Each piece of experience, personality, and history, are fitted carefully together into Dignity like pieces of a puzzle. Crucially however, and in true Conran style, Dignity is a puzzle with no fixed border. It spills out with its questions and unlocked ideas.
Alys Conran also has a certain freedom with her style – again, it is not contained by the margins of conventional storytelling. She writes in an organic imitation of true experience, inhabiting each character fully with her words. Magda in particular has a distinct mind – one often teetering on the edge of breakdown. Magda’s experience is tied to her house: her thoughts, like the rooms, are sharp and orderly, but ageing and vulnerable also. She both clings to the past, and is trapped by it.
We know how Magda came to be – through the telling of her mother Evelyn’s sad story – but initially there is empty space between those early years of life under patriarchal rule in India and the life we see now; of a sour woman, wheelchair-bound and isolated. Conran gradually sketches in the life lived by Magda – jaded by early tragedy and trauma – the memories of which now return in ghostly ways. This full-circle connection between young child and dying woman is powerfully rendered, spreading relevance across the years and pulling Susheela in as a symbol of hope for the next generation. Evelyn and Magda were stripped of the simplicity of ‘Home’ – a feeling of complete belonging – but their experiences seem to pave a bittersweet way for Susheela’s search for her own ‘desh’.
Susheela provides a brilliant contrast to Magda.

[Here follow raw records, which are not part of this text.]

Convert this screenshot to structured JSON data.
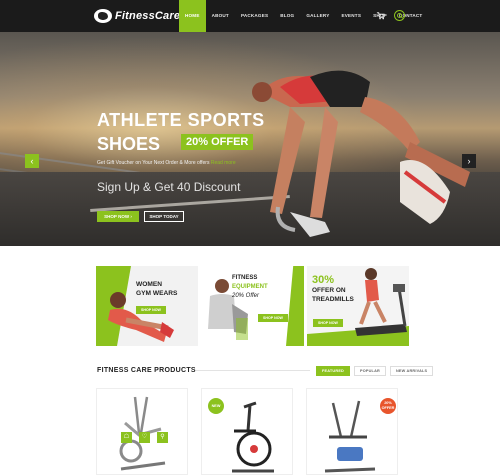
{
  "header": {
    "logo_text": "FitnessCare",
    "nav": [
      "HOME",
      "ABOUT",
      "PACKAGES",
      "BLOG",
      "GALLERY",
      "EVENTS",
      "SHOP",
      "CONTACT"
    ],
    "active_nav": "HOME",
    "icons": [
      "cart-icon",
      "search-icon"
    ]
  },
  "hero": {
    "title_line1": "ATHLETE SPORTS",
    "title_line2": "SHOES",
    "offer": "20% OFFER",
    "subtitle": "Get Gift Voucher on Your Next Order & More offers",
    "subtitle_link": "Read more",
    "discount": "Sign Up & Get 40 Discount",
    "btn_primary": "SHOP NOW  ›",
    "btn_secondary": "SHOP TODAY",
    "prev": "‹",
    "next": "›"
  },
  "promos": [
    {
      "title1": "WOMEN",
      "title2": "GYM WEARS",
      "button": "SHOP NOW"
    },
    {
      "title1": "FITNESS",
      "title2": "EQUIPMENT",
      "title3": "20% Offer",
      "button": "SHOP NOW"
    },
    {
      "title1": "30%",
      "title2": "OFFER ON",
      "title3": "TREADMILLS",
      "button": "SHOP NOW"
    }
  ],
  "products_section": {
    "title": "FITNESS CARE  PRODUCTS",
    "tabs": [
      "FEATURED",
      "POPULAR",
      "NEW ARRIVALS"
    ],
    "active_tab": "FEATURED"
  },
  "products": [
    {
      "badge": ""
    },
    {
      "badge": "NEW"
    },
    {
      "badge": "20% OFFER"
    }
  ],
  "colors": {
    "accent": "#8cc21e",
    "header_bg": "#1b1b1b",
    "sale": "#e8552c"
  }
}
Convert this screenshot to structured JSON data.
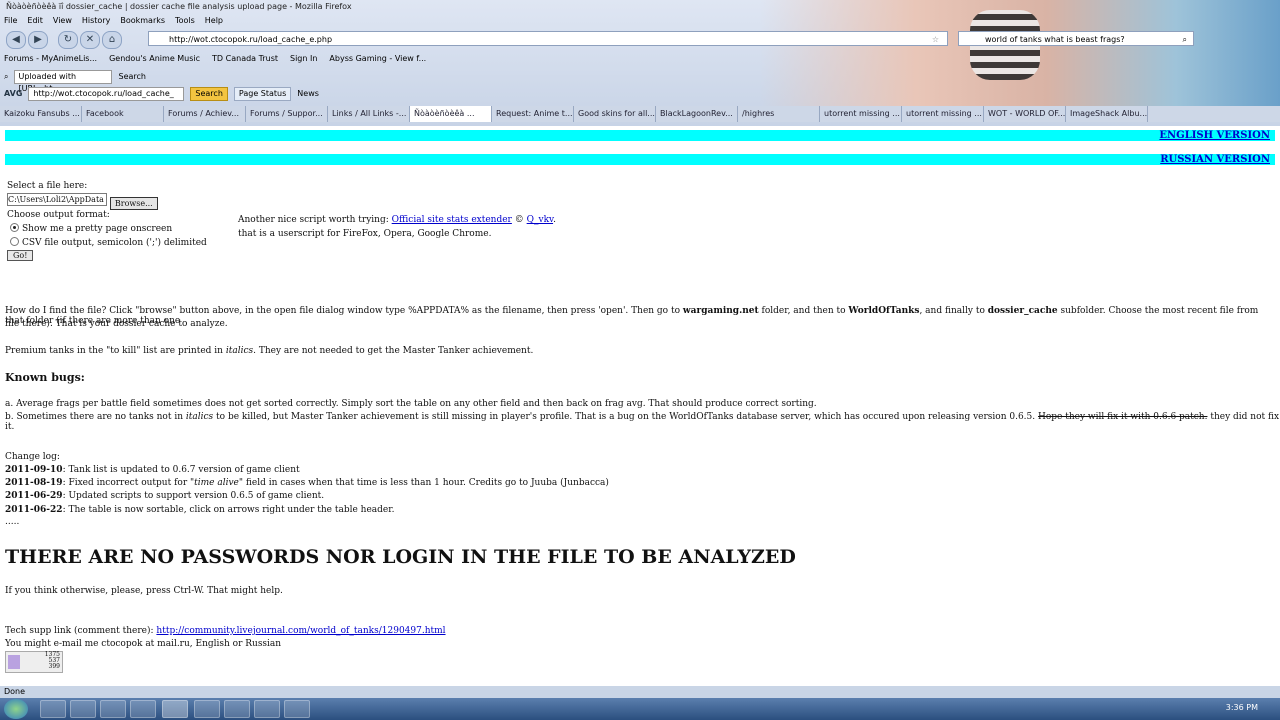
{
  "window": {
    "title": "Ñòàòèñòèêà ïî dossier_cache | dossier cache file analysis upload page - Mozilla Firefox"
  },
  "menu": [
    "File",
    "Edit",
    "View",
    "History",
    "Bookmarks",
    "Tools",
    "Help"
  ],
  "nav": {
    "url": "http://wot.ctocopok.ru/load_cache_e.php",
    "search_value": "world of tanks what is beast frags?"
  },
  "bookmarks": [
    "Forums - MyAnimeLis...",
    "Gendou's Anime Music",
    "TD Canada Trust",
    "Sign In",
    "Abyss Gaming - View f..."
  ],
  "toolbar2": {
    "select": "Uploaded with [URL=ht",
    "search": "Search"
  },
  "toolbar3": {
    "avg": "AVG",
    "url": "http://wot.ctocopok.ru/load_cache_",
    "search": "Search",
    "page_status": "Page Status",
    "news": "News",
    "support": "Support"
  },
  "tabs": [
    "Kaizoku Fansubs ...",
    "Facebook",
    "Forums / Achiev...",
    "Forums / Suppor...",
    "Links / All Links -...",
    "Ñòàòèñòèêà ...",
    "Request: Anime t...",
    "Good skins for all...",
    "BlackLagoonRev...",
    "/highres",
    "utorrent missing ...",
    "utorrent missing ...",
    "WOT - WORLD OF...",
    "ImageShack Albu..."
  ],
  "page": {
    "english_version": "ENGLISH VERSION",
    "russian_version": "RUSSIAN VERSION",
    "select_file_label": "Select a file here:",
    "file_value": "C:\\Users\\Loli2\\AppData",
    "browse_label": "Browse...",
    "output_format_label": "Choose output format:",
    "option_pretty": "Show me a pretty page onscreen",
    "option_csv": "CSV file output, semicolon (';') delimited",
    "go_label": "Go!",
    "script_intro": "Another nice script worth trying:",
    "script_link": "Official site stats extender",
    "script_copyright": "©",
    "script_author": "Q_vkv",
    "script_desc": "that is a userscript for FireFox, Opera, Google Chrome.",
    "howto_a": "How do I find the file? Click \"browse\" button above, in the open file dialog window type %APPDATA% as the filename, then press 'open'. Then go to",
    "howto_b1": "wargaming.net",
    "howto_c": "folder, and then to",
    "howto_b2": "WorldOfTanks",
    "howto_d": ", and finally to",
    "howto_b3": "dossier_cache",
    "howto_e": "subfolder. Choose the most recent file from that folder (if there are more than one",
    "howto_line2": "file there). That is your dossier cache to analyze.",
    "premium_a": "Premium tanks in the \"to kill\" list are printed in",
    "premium_i": "italics",
    "premium_b": ". They are not needed to get the Master Tanker achievement.",
    "known_bugs": "Known bugs:",
    "bug_a": "a. Average frags per battle field sometimes does not get sorted correctly. Simply sort the table on any other field and then back on frag avg. That should produce correct sorting.",
    "bug_b1": "b. Sometimes there are no tanks not in",
    "bug_b_i": "italics",
    "bug_b2": "to be killed, but Master Tanker achievement is still missing in player's profile. That is a bug on the WorldOfTanks database server, which has occured upon releasing version 0.6.5.",
    "bug_b_strike": "Hope they will fix it with 0.6.6 patch.",
    "bug_b3": "they did not fix it.",
    "changelog_title": "Change log:",
    "changelog": [
      {
        "date": "2011-09-10",
        "text": ": Tank list is updated to 0.6.7 version of game client"
      },
      {
        "date": "2011-08-19",
        "text": ": Fixed incorrect output for \"",
        "italic": "time alive",
        "text2": "\" field in cases when that time is less than 1 hour. Credits go to Juuba (Junbacca)"
      },
      {
        "date": "2011-06-29",
        "text": ": Updated scripts to support version 0.6.5 of game client."
      },
      {
        "date": "2011-06-22",
        "text": ": The table is now sortable, click on arrows right under the table header."
      }
    ],
    "dots": ".....",
    "headline": "THERE ARE NO PASSWORDS NOR LOGIN IN THE FILE TO BE ANALYZED",
    "ctrlw": "If you think otherwise, please, press Ctrl-W. That might help.",
    "tech_label": "Tech supp link (comment there):",
    "tech_link": "http://community.livejournal.com/world_of_tanks/1290497.html",
    "email_line": "You might e-mail me ctocopok at mail.ru, English or Russian",
    "counter": [
      "1375",
      "537",
      "399"
    ]
  },
  "status": {
    "text": "Done"
  },
  "taskbar": {
    "time": "3:36 PM"
  }
}
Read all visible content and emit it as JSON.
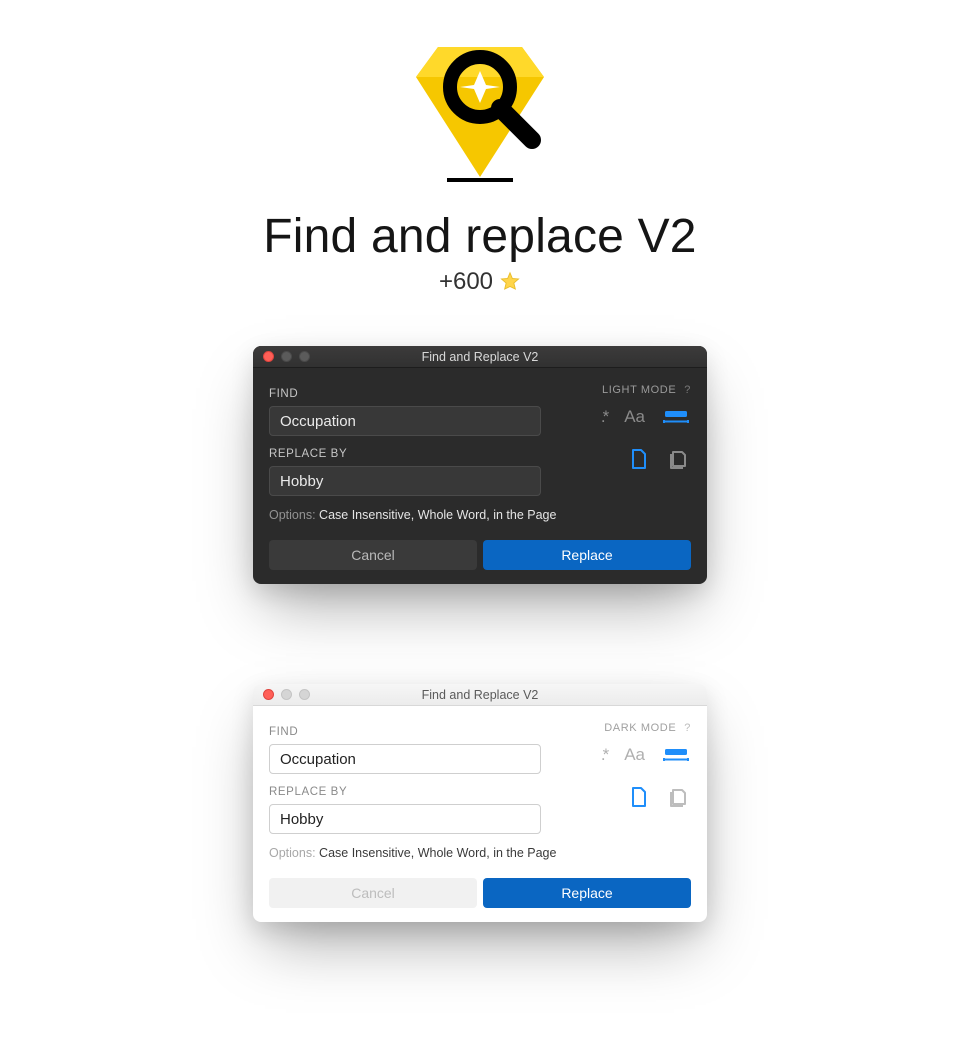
{
  "hero": {
    "title": "Find and replace V2",
    "subtitle": "+600",
    "star_name": "star-icon"
  },
  "window_title": "Find and Replace V2",
  "labels": {
    "find": "FIND",
    "replace": "REPLACE BY"
  },
  "fields": {
    "find_value": "Occupation",
    "replace_value": "Hobby"
  },
  "mode": {
    "light_label": "LIGHT MODE",
    "dark_label": "DARK MODE",
    "help_symbol": "?"
  },
  "icons": {
    "regex": ".*",
    "case": "Aa",
    "whole_word_name": "whole-word-icon",
    "active_color": "#1f8efa",
    "page_scope_name": "page-scope-icon",
    "doc_scope_name": "doc-scope-icon"
  },
  "options_line": {
    "prefix": "Options:",
    "value": "Case Insensitive, Whole Word, in the Page"
  },
  "buttons": {
    "cancel": "Cancel",
    "replace": "Replace"
  },
  "colors": {
    "primary": "#0a66c2",
    "accent": "#1f8efa",
    "brand_yellow": "#f6c700"
  }
}
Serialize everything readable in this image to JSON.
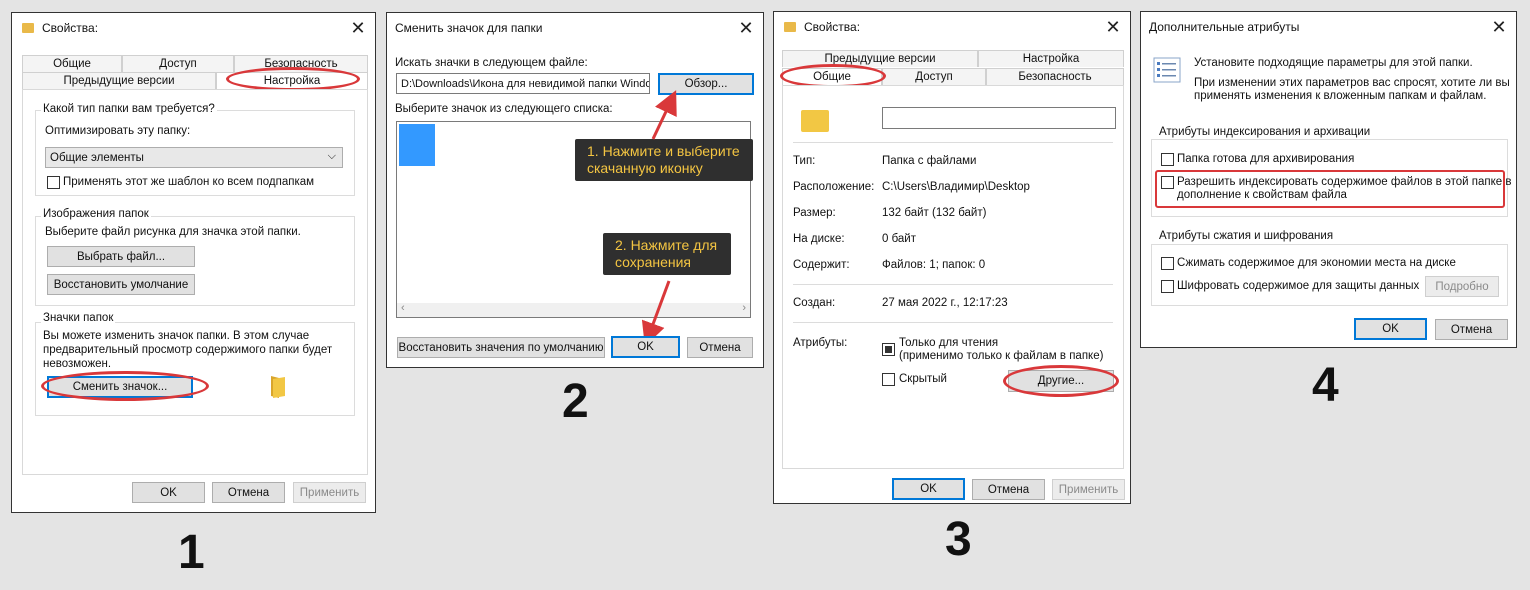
{
  "w1": {
    "title": "Свойства:",
    "tabs_top": [
      "Общие",
      "Доступ",
      "Безопасность"
    ],
    "tabs_bottom": [
      "Предыдущие версии",
      "Настройка"
    ],
    "g1_label": "Какой тип папки вам требуется?",
    "optimize_label": "Оптимизировать эту папку:",
    "select_value": "Общие элементы",
    "apply_template": "Применять этот же шаблон ко всем подпапкам",
    "g2_label": "Изображения папок",
    "g2_desc": "Выберите файл рисунка для значка этой папки.",
    "choose_file": "Выбрать файл...",
    "restore_default": "Восстановить умолчание",
    "g3_label": "Значки папок",
    "g3_desc_1": "Вы можете изменить значок папки. В этом случае",
    "g3_desc_2": "предварительный просмотр содержимого папки будет",
    "g3_desc_3": "невозможен.",
    "change_icon": "Сменить значок...",
    "ok": "OK",
    "cancel": "Отмена",
    "apply": "Применить",
    "number": "1"
  },
  "w2": {
    "title": "Сменить значок для папки",
    "search_label": "Искать значки в следующем файле:",
    "file_path": "D:\\Downloads\\Икона для невидимой папки Windo",
    "browse": "Обзор...",
    "list_label": "Выберите значок из следующего списка:",
    "tip1_line1": "1. Нажмите и выберите",
    "tip1_line2": "скачанную иконку",
    "tip2_line1": "2. Нажмите для",
    "tip2_line2": "сохранения",
    "restore_defaults": "Восстановить значения по умолчанию",
    "ok": "OK",
    "cancel": "Отмена",
    "number": "2",
    "icon_color": "#3399ff"
  },
  "w3": {
    "title": "Свойства:",
    "tabs_top": [
      "Предыдущие версии",
      "Настройка"
    ],
    "tabs_bottom": [
      "Общие",
      "Доступ",
      "Безопасность"
    ],
    "rows": [
      {
        "label": "Тип:",
        "value": "Папка с файлами"
      },
      {
        "label": "Расположение:",
        "value": "C:\\Users\\Владимир\\Desktop"
      },
      {
        "label": "Размер:",
        "value": "132 байт (132 байт)"
      },
      {
        "label": "На диске:",
        "value": "0 байт"
      },
      {
        "label": "Содержит:",
        "value": "Файлов: 1; папок: 0"
      }
    ],
    "created_label": "Создан:",
    "created_value": "27 мая 2022 г., 12:17:23",
    "attrs_label": "Атрибуты:",
    "readonly": "Только для чтения",
    "readonly_note": "(применимо только к файлам в папке)",
    "hidden": "Скрытый",
    "other": "Другие...",
    "ok": "OK",
    "cancel": "Отмена",
    "apply": "Применить",
    "number": "3"
  },
  "w4": {
    "title": "Дополнительные атрибуты",
    "intro_1": "Установите подходящие параметры для этой папки.",
    "intro_2": "При изменении этих параметров вас спросят, хотите ли вы",
    "intro_3": "применять изменения к вложенным папкам и файлам.",
    "g1_label": "Атрибуты индексирования и архивации",
    "archive": "Папка готова для архивирования",
    "index_1": "Разрешить индексировать содержимое файлов в этой папке в",
    "index_2": "дополнение к свойствам файла",
    "g2_label": "Атрибуты сжатия и шифрования",
    "compress": "Сжимать содержимое для экономии места на диске",
    "encrypt": "Шифровать содержимое для защиты данных",
    "details": "Подробно",
    "ok": "OK",
    "cancel": "Отмена",
    "number": "4"
  }
}
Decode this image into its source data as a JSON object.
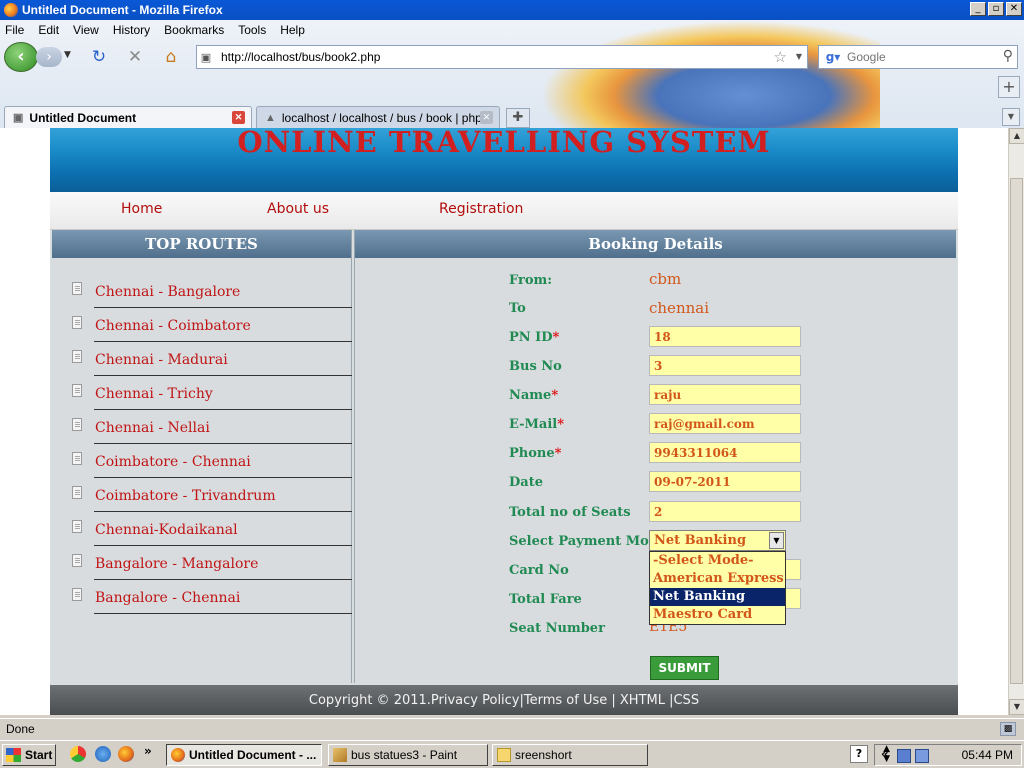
{
  "window": {
    "title": "Untitled Document - Mozilla Firefox",
    "min_label": "_",
    "max_label": "▫",
    "close_label": "✕"
  },
  "menu": [
    "File",
    "Edit",
    "View",
    "History",
    "Bookmarks",
    "Tools",
    "Help"
  ],
  "nav": {
    "url": "http://localhost/bus/book2.php",
    "search_placeholder": "Google"
  },
  "tabs": [
    {
      "label": "Untitled Document"
    },
    {
      "label": "localhost / localhost / bus / book | php..."
    }
  ],
  "site": {
    "title": "ONLINE TRAVELLING SYSTEM",
    "nav": [
      "Home",
      "About us",
      "Registration"
    ]
  },
  "routes": {
    "heading": "TOP ROUTES",
    "items": [
      "Chennai - Bangalore",
      "Chennai - Coimbatore",
      "Chennai - Madurai",
      "Chennai - Trichy",
      "Chennai - Nellai",
      "Coimbatore - Chennai",
      "Coimbatore - Trivandrum",
      "Chennai-Kodaikanal",
      "Bangalore - Mangalore",
      "Bangalore - Chennai"
    ]
  },
  "booking": {
    "heading": "Booking Details",
    "from_label": "From:",
    "from_value": "cbm",
    "to_label": "To",
    "to_value": "chennai",
    "pnid_label": "PN ID",
    "pnid_value": "18",
    "busno_label": "Bus No",
    "busno_value": "3",
    "name_label": "Name",
    "name_value": "raju",
    "email_label": "E-Mail",
    "email_value": "raj@gmail.com",
    "phone_label": "Phone",
    "phone_value": "9943311064",
    "date_label": "Date",
    "date_value": "09-07-2011",
    "seats_label": "Total no of Seats",
    "seats_value": "2",
    "payment_label": "Select Payment Mode",
    "payment_value": "Net Banking",
    "payment_options": [
      "-Select Mode-",
      "American Express",
      "Net Banking",
      "Maestro Card"
    ],
    "cardno_label": "Card No",
    "fare_label": "Total Fare",
    "seatnum_label": "Seat Number",
    "seatnum_value": "E1E5",
    "required_mark": "*",
    "submit_label": "SUBMIT"
  },
  "footer": {
    "text": "Copyright © 2011.Privacy Policy|Terms of Use | XHTML |CSS"
  },
  "status": {
    "text": "Done"
  },
  "taskbar": {
    "start_label": "Start",
    "more_label": "»",
    "tasks": [
      "Untitled Document - ...",
      "bus statues3 - Paint",
      "sreenshort"
    ],
    "tray_chevron": "«",
    "help_label": "?",
    "clock": "05:44 PM"
  }
}
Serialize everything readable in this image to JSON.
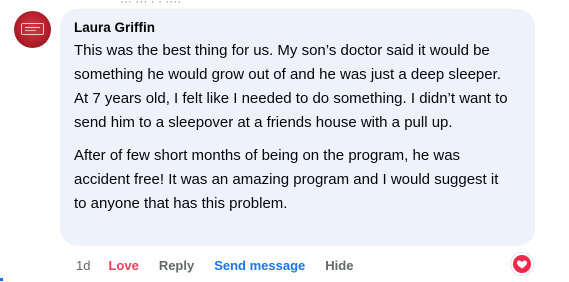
{
  "comment": {
    "author": "Laura Griffin",
    "paragraphs": [
      "This was the best thing for us. My son’s doctor said it would be something he would grow out of and he was just a deep sleeper. At 7 years old, I felt like I needed to do something. I didn’t want to send him to a sleepover at a friends house with a pull up.",
      "After of few short months of being on the program, he was accident free! It was an amazing program and I would suggest it to anyone that has this problem."
    ],
    "time": "1d",
    "reaction_label": "Love",
    "reply_label": "Reply",
    "send_message_label": "Send message",
    "hide_label": "Hide",
    "reaction_icon": "love-heart-icon"
  },
  "colors": {
    "bubble_bg": "#eef3fb",
    "love": "#e4415a",
    "link_blue": "#1b74e4",
    "meta_gray": "#65676b",
    "avatar_red": "#b2202b"
  }
}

Being bound to the woman by a similar boldness, the loss of a mother, and by the Empire she never saw, Susheela awakens the part of Magda which, despite her self-inflicted isolation, has longed for human connection. On occasion, however, certain elements of Susheela’s personality, and certain actions, feel less authentic. Her repetition of the f-word is a little numbing to the otherwise rich narration, and her inaction over certain circumstances – her pregnancy, her breakup, her father’s debt – could for some be frustrating absences. To juggle multiple plots, however, inevitably requires a certain level of omission, and overall Conran has chosen her details expertly. Any meagre criticisms are, with a novel such as Dignity, simply pernickety.
Conran spans the generations with great believability. My favourite chapters for most of the first half were those set in a golden-tinted colonial India. The transportation to this different world is made fascinating; particularly through the innocent eyes of young Evelyn. As her perspective shifts with the waning of her previous hopefulness, Evelyn shifts too. As with Magda, Conran is unafraid of bringing change to her characters: events and circumstances, cruel husbands and societal expectations, are enough to warp a person. It is an often irreversible truth of many lives, and so it is a truth included in Dignity, regardless of the happy resilience we would like to see in its place. Magda and Evelyn are both women made hard by their experience – but Susheela and Ewan are placed before us as a reason for hope.
Alys Conran has given a sort of gentleness to her second novel which is seldom found. As the story meanders between the lives these three women, its reader is carried – willingly – through their separate experiences. More than its offering of Evelyn, Susheela and Magda, Dignity is a novel which calmly asks the daunting questions left by the Empire. Most powerfully, it does so through the open mind of little Magda, caught between two notions of ‘Home’ she cannot reconcile:
“I stand up. She is wrong. She is obtuse. We are not out here. We are in.
Home is something terrible, and I am afraid of it.”
Dignity is available now from W&N.